This is according to Gugu Mjadu, spokesperson for the 2019 Entrepreneur of the Year competition, who refers to a report published by Barclays and the Female Founders Forum, which found that men are 86 percent more likely to access venture capital investment than women.
“Yet global research shows us that women tend to do better with the business finance they get,” says Mjadu, citing a recent US study by Boston Consulting Group, which found that while women generally receive less finance, they produce more revenue per dollar funded.
One local female entrepreneur, who has first-hand experience with the challenge of raising capital, is Phillipa Geard, chief executive and founder of RecruitMyMom, and a previous Entrepreneur of the Year competition category winner.
“There are companies and investors who have capital to invest, but the right information is hard to find, especially for women, who, unfortunately, tend to be less connected than men are in this regard.”
Geard admits that she was unfamiliar with the whole concept of business finance at the start of her entrepreneurial journey. “I had no idea where to start looking for capital to start a business.

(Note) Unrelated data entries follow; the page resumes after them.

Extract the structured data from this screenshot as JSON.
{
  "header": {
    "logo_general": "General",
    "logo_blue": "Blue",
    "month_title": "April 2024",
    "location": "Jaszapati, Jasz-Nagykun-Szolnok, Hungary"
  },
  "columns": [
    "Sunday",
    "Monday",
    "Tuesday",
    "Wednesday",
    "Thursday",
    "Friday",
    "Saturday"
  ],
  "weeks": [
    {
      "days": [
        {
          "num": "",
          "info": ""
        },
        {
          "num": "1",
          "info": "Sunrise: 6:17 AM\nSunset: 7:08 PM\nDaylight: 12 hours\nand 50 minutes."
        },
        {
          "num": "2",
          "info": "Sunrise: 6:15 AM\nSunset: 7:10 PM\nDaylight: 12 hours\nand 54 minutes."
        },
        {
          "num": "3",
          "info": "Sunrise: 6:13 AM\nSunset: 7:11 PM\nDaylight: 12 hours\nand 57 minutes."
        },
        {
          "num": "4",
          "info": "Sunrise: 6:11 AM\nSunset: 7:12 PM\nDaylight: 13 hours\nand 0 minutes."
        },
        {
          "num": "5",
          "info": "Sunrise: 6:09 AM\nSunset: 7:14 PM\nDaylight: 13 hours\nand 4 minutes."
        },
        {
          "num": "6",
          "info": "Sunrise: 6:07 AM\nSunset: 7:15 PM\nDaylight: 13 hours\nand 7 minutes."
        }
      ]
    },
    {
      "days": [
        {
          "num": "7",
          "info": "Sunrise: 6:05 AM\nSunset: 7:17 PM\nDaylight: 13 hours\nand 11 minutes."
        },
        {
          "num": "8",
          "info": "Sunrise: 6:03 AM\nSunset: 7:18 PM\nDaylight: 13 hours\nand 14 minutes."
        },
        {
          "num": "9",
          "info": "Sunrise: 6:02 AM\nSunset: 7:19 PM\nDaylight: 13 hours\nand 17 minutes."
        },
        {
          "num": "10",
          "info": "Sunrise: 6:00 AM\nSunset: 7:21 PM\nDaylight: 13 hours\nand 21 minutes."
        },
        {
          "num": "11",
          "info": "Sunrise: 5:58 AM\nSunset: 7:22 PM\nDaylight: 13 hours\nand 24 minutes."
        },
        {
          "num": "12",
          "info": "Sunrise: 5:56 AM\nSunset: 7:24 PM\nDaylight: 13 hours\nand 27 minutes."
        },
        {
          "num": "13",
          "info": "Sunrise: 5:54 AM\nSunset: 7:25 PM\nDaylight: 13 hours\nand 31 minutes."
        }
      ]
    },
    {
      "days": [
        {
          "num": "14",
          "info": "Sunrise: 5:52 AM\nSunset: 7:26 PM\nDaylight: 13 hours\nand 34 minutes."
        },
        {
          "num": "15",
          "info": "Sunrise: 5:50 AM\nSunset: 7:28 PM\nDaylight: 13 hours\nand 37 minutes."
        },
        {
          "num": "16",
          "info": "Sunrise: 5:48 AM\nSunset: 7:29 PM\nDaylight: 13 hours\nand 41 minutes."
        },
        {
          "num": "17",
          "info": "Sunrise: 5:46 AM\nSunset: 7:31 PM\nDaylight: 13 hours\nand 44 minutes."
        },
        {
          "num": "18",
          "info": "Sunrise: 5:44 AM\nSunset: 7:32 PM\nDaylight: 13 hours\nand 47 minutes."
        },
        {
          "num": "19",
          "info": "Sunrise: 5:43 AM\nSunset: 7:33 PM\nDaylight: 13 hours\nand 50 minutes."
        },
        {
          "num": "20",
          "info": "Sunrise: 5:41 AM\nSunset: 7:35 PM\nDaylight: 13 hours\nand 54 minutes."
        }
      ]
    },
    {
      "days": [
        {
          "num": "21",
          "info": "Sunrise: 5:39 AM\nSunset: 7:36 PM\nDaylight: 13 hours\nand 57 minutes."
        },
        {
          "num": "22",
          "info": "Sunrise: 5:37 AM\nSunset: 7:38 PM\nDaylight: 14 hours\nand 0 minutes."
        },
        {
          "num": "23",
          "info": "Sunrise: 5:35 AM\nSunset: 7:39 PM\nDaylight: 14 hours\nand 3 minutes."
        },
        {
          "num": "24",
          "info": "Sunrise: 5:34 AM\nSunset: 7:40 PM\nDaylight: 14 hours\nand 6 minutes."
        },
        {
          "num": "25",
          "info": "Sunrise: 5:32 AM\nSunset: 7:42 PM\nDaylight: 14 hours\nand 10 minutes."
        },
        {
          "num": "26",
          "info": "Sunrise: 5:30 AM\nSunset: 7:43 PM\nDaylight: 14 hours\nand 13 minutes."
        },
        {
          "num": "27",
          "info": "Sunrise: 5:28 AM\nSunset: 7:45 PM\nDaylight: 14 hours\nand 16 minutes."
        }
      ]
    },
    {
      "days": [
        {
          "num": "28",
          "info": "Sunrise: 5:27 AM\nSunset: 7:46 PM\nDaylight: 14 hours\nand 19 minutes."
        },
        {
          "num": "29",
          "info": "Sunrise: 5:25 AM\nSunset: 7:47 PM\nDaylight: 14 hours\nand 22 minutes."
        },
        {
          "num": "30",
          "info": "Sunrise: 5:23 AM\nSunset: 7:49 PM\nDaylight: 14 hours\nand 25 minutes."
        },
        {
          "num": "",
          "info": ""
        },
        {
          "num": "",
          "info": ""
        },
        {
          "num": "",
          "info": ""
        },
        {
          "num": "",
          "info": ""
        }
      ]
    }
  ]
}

I just had an idea and never thought about the fact that raising capital was an option. As women, we are often risk averse, so anything requiring risk felt scary.”
To help other aspiring female entrepreneurs, Mjadu offers the following tips on how to gain access to business finance:
1. You'll never get business finance if you don't apply. A major contributing factor to the gender funding gap, is the mere fact that not enough women apply for capital, says Mjadu. “Women tend to be more risk averse than men, which is not necessarily a bad thing. However, this risk prevents female entrepreneurs from taking the first step and applying for capital, which can limit the growth of an otherwise thriving business.”
2. Explore all possible funding avenues. “Whether it be through savings, business loans, financial grants or support from family or friends, it is important to explore all your options and identify the best funding avenue for you and your business,” says Mjadu.
“There is no one-size-fits-all when it comes to financing a business, and you'll need to do research and talk to other entrepreneurs to find out what's out there.”
3. Network, network, network! Mjadu urges women to get out there and connect with other business owners and potential financiers. Echoing this sentiment, Geard says any exposure is helpful. “Start networking so you can find out who to speak to about access to business finance.”